### What you should do
Look through the records below and collect all lines that hold the string "time".

(Collected data entries)
┏━━
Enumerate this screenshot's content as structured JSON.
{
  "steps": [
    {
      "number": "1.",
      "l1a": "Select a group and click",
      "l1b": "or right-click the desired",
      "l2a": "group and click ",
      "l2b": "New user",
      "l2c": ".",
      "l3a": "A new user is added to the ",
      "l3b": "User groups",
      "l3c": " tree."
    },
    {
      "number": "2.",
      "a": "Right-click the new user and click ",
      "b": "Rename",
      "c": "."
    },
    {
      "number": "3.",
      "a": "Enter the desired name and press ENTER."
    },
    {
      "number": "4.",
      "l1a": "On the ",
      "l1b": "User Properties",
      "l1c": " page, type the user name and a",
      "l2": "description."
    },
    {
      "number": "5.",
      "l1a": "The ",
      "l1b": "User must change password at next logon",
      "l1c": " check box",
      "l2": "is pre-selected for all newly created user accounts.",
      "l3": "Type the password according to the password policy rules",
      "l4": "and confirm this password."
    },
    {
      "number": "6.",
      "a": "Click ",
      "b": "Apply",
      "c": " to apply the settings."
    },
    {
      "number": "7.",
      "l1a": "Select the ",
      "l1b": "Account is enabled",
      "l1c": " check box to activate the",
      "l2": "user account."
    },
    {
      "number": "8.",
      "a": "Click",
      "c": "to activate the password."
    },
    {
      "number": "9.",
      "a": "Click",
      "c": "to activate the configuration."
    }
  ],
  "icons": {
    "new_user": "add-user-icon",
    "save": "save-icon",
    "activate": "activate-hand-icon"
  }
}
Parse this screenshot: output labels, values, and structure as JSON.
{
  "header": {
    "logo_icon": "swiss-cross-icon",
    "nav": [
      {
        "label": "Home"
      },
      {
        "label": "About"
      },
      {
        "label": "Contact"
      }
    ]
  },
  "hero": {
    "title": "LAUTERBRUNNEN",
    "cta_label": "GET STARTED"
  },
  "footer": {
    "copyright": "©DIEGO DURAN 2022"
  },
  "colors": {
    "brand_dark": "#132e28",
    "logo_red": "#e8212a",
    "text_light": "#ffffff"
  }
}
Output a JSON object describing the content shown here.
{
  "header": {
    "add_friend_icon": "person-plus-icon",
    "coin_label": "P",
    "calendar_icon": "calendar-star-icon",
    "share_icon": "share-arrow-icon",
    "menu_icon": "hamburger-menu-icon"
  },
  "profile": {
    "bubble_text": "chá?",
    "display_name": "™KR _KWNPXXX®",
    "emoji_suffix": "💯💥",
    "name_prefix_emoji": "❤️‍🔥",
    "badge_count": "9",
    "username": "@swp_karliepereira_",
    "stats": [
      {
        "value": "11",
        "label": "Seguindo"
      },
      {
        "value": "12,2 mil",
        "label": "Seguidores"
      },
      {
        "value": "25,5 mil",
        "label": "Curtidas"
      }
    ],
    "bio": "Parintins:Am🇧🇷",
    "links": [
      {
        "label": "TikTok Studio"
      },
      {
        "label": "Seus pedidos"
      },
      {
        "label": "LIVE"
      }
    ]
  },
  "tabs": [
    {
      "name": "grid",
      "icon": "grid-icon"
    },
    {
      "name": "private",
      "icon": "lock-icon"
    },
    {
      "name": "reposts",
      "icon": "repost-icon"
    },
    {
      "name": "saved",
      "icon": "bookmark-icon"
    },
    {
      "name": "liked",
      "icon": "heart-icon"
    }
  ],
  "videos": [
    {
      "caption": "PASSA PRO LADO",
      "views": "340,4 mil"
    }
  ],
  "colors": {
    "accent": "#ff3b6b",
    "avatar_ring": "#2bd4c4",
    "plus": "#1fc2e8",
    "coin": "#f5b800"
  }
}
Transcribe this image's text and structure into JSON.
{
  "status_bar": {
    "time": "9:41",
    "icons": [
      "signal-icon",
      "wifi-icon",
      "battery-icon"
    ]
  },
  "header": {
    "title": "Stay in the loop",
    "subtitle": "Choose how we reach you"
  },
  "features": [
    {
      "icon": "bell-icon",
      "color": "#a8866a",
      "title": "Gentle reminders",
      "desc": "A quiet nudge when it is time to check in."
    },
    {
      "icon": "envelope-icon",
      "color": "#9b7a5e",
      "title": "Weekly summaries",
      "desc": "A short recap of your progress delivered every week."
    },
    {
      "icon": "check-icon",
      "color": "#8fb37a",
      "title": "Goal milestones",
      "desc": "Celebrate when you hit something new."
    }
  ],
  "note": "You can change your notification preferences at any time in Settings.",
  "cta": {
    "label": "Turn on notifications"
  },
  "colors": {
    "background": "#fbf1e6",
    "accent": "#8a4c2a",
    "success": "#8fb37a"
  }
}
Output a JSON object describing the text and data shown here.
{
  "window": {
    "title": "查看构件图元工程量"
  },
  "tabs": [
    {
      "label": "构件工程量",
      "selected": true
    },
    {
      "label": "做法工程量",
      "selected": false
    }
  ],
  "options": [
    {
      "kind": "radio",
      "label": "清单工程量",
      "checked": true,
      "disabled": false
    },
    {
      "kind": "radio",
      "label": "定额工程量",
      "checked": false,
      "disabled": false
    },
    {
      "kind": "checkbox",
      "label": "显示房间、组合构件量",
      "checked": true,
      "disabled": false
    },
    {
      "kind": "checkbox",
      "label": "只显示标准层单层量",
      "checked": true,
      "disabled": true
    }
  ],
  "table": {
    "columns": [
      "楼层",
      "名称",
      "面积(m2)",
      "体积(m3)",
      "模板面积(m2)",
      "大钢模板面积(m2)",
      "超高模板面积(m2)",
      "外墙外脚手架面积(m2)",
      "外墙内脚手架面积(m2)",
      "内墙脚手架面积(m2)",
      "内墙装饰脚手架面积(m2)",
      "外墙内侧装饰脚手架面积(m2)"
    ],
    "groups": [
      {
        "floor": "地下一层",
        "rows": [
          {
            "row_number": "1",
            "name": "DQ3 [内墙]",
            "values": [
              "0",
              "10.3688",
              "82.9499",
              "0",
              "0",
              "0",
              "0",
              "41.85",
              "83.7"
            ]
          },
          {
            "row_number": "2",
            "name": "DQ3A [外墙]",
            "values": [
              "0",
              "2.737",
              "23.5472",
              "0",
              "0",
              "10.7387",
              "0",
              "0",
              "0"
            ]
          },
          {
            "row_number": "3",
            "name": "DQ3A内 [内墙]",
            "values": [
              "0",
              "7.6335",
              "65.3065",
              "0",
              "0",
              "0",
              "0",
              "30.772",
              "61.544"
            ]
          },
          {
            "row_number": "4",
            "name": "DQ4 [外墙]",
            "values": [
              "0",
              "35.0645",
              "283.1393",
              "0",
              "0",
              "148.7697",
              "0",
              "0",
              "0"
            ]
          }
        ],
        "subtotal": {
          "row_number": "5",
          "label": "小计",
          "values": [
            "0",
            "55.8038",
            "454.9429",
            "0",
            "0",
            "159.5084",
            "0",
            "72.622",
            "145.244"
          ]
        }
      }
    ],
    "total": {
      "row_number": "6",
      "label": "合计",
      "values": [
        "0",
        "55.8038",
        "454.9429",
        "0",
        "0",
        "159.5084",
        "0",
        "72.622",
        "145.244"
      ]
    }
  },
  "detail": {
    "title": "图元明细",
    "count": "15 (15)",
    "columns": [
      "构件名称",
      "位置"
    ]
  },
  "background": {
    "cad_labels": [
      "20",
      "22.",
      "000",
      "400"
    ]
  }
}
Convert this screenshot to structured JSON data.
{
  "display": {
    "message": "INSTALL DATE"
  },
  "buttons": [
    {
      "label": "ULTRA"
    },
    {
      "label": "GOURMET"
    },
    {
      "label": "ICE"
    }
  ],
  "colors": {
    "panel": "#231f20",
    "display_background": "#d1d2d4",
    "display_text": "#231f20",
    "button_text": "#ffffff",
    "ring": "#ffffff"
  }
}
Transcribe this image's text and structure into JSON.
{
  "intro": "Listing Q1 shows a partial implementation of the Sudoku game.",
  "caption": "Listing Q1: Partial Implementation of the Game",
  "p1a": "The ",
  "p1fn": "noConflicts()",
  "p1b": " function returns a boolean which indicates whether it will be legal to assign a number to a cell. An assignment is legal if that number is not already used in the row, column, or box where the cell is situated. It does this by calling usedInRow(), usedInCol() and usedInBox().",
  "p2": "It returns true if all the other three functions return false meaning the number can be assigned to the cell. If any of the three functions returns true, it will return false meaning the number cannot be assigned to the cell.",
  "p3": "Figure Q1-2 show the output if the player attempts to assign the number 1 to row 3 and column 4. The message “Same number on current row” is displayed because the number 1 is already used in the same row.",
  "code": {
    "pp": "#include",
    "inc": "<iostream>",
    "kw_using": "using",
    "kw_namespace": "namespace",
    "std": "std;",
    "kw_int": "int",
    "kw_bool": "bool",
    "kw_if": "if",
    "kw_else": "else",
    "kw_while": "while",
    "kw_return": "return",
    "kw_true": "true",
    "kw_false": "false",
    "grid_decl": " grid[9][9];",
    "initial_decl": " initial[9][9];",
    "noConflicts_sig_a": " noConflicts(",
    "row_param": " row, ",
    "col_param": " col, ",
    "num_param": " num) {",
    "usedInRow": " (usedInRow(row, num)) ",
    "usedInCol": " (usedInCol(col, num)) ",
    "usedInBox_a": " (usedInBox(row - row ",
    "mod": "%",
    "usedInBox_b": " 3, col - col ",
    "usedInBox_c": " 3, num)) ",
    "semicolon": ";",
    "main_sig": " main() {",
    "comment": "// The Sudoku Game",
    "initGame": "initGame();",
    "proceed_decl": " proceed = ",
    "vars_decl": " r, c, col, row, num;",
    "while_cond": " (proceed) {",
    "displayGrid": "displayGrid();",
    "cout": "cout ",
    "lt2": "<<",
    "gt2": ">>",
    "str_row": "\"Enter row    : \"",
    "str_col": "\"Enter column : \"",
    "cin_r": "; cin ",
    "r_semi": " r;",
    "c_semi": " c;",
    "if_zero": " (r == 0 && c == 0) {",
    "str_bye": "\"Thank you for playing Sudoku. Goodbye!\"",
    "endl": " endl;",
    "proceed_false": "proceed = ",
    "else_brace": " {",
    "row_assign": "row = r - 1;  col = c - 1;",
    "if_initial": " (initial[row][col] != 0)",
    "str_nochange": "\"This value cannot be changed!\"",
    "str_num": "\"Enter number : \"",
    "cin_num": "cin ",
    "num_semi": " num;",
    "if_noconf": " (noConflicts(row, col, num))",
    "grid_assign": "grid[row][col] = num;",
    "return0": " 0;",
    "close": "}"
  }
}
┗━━
### Written response
    "time": "9:41",
      "desc": "A quiet nudge when it is time to check in."
  "note": "You can change your notification preferences at any time in Settings.",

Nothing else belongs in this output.